Progress is tracked by a series of lights that are placed at various points in the factory. Green means that the production is running as it should. “If the colour starts to turn orange, we know that there is a problem and we can fix it immediately,” he says. “If there is no flow, if there is no movement on the factory floor, you know something is wrong.”
Quality control is the responsibility of all the employees. “We do not have people in white lab coats with clipboards monitoring various aspects of production,” he says. “It is the responsibility of all the employees to make good products. We have a saying here – ‘We don’t ship shit.’”
LVD XP Centre
In the spring of 2017, the LVD Company nv opened its Experience Center – dubbed the XP Center. Located next to the company’s corporate Belgian headquarters in Gullegem this sleek 2,500 sq m (26,910 sq ft) compound is not just a place to showcase LVD’ products, it was built with the aim that existing and potential customers can come in and educate themselves on how incorporating new technologies can help their business.
“We want the customer to come in and say to us, ‘I have a problem. How can you help me,’” explains Fowles, LVD’s director of marketing.
Designed by the Belgian architectural firm Naert bvba in partnership with interior architect Justine Van Strydonck, the XP Center feels like a modern science centre where the machines are the exhibits and there are plenty of areas for private meetings or group sessions. The main atrium has plenty of natural light and the visitor has a sense of welcome in this space. The coffee is very good as well.
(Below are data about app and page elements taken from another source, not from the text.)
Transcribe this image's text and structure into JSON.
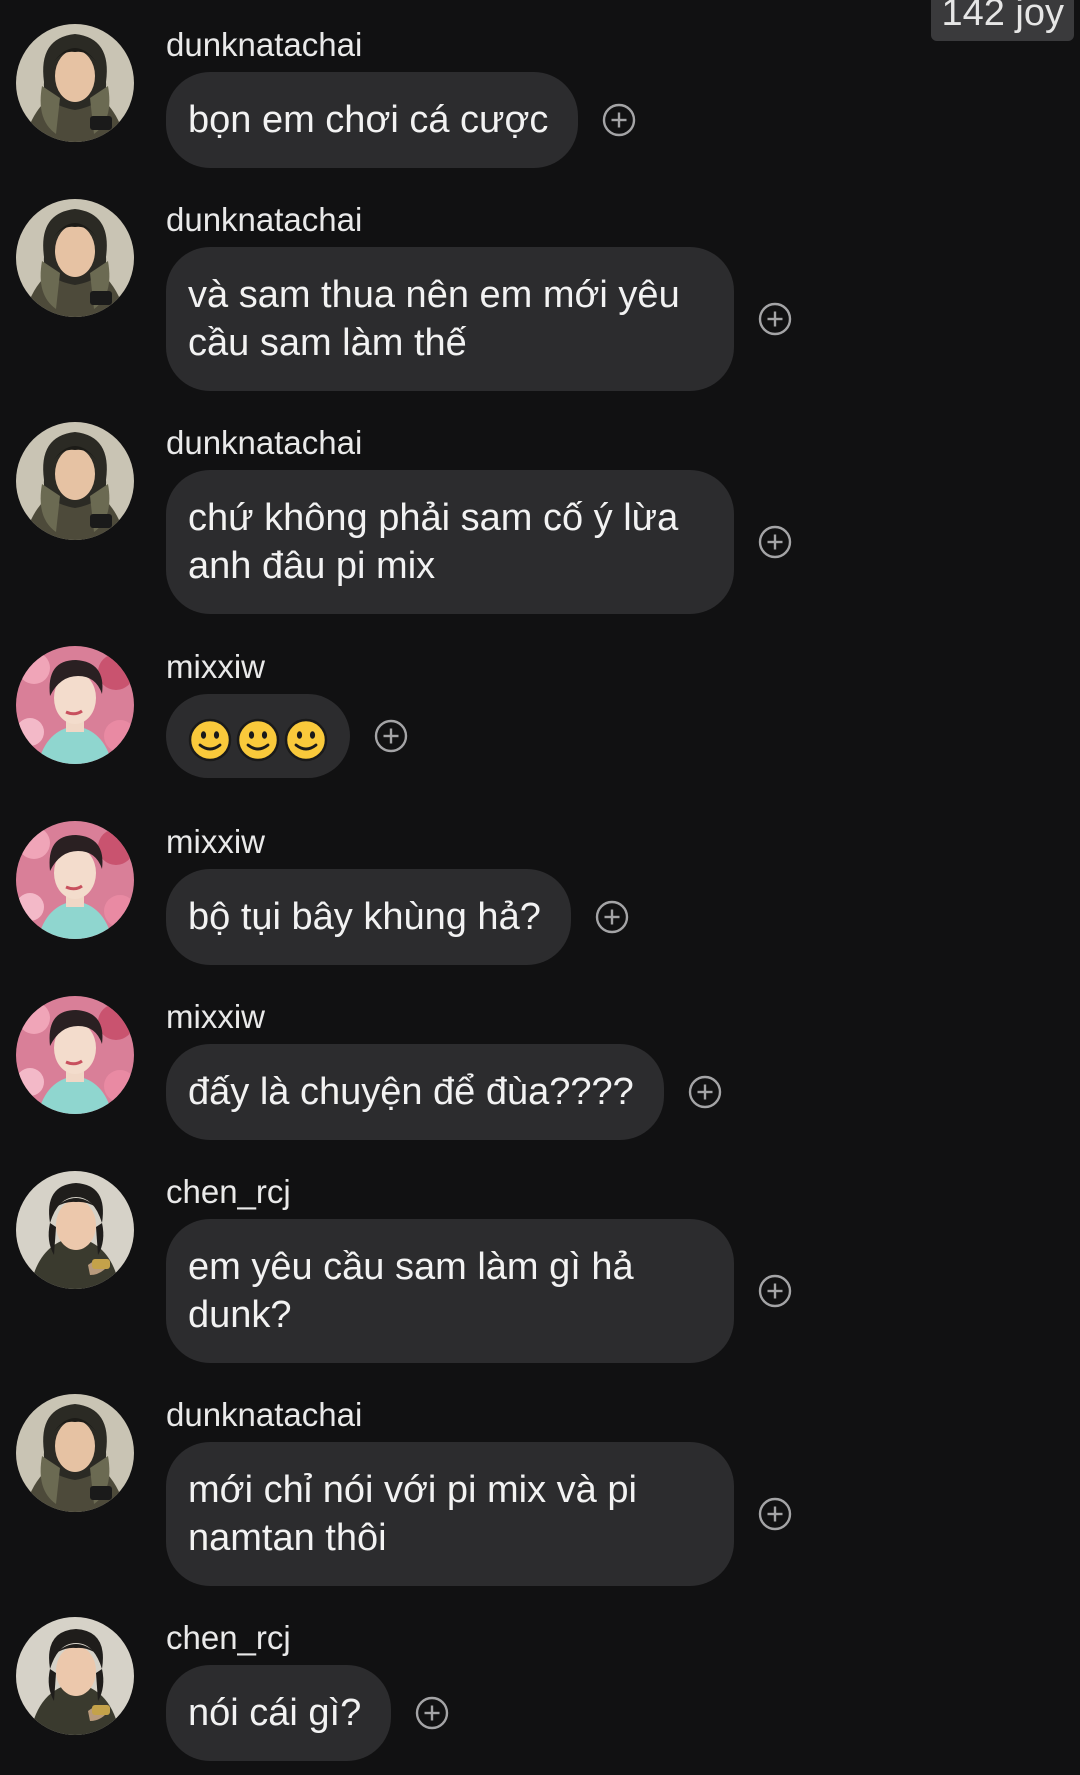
{
  "watermark": "142 joy",
  "colors": {
    "background": "#111112",
    "bubble": "#2c2c2e",
    "text": "#f2f2f2"
  },
  "messages": [
    {
      "user": "dunknatachai",
      "text": "bọn em chơi cá cược",
      "avatar": "avatar-dunknatachai"
    },
    {
      "user": "dunknatachai",
      "text": "và sam thua nên em mới yêu cầu sam làm thế",
      "avatar": "avatar-dunknatachai"
    },
    {
      "user": "dunknatachai",
      "text": "chứ không phải sam cố ý lừa anh đâu pi mix",
      "avatar": "avatar-dunknatachai"
    },
    {
      "user": "mixxiw",
      "text": "",
      "emoji": [
        "slightly-smiling-face",
        "slightly-smiling-face",
        "slightly-smiling-face"
      ],
      "avatar": "avatar-mixxiw"
    },
    {
      "user": "mixxiw",
      "text": "bộ tụi bây khùng hả?",
      "avatar": "avatar-mixxiw"
    },
    {
      "user": "mixxiw",
      "text": "đấy là chuyện để đùa????",
      "avatar": "avatar-mixxiw"
    },
    {
      "user": "chen_rcj",
      "text": "em yêu cầu sam làm gì hả dunk?",
      "avatar": "avatar-chen_rcj"
    },
    {
      "user": "dunknatachai",
      "text": "mới chỉ nói với pi mix và pi namtan thôi",
      "avatar": "avatar-dunknatachai"
    },
    {
      "user": "chen_rcj",
      "text": "nói cái gì?",
      "avatar": "avatar-chen_rcj"
    }
  ],
  "icons": {
    "react": "add-reaction-icon"
  }
}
The days of just showing off new machinery is fading according to Fowls. “More than half the time the customer is talking about software solutions for their business,” he says. “This centre is designed to give the customer a vision of how the machines and software can communicate and work together. The centre was built to help businesses achieve what they can.”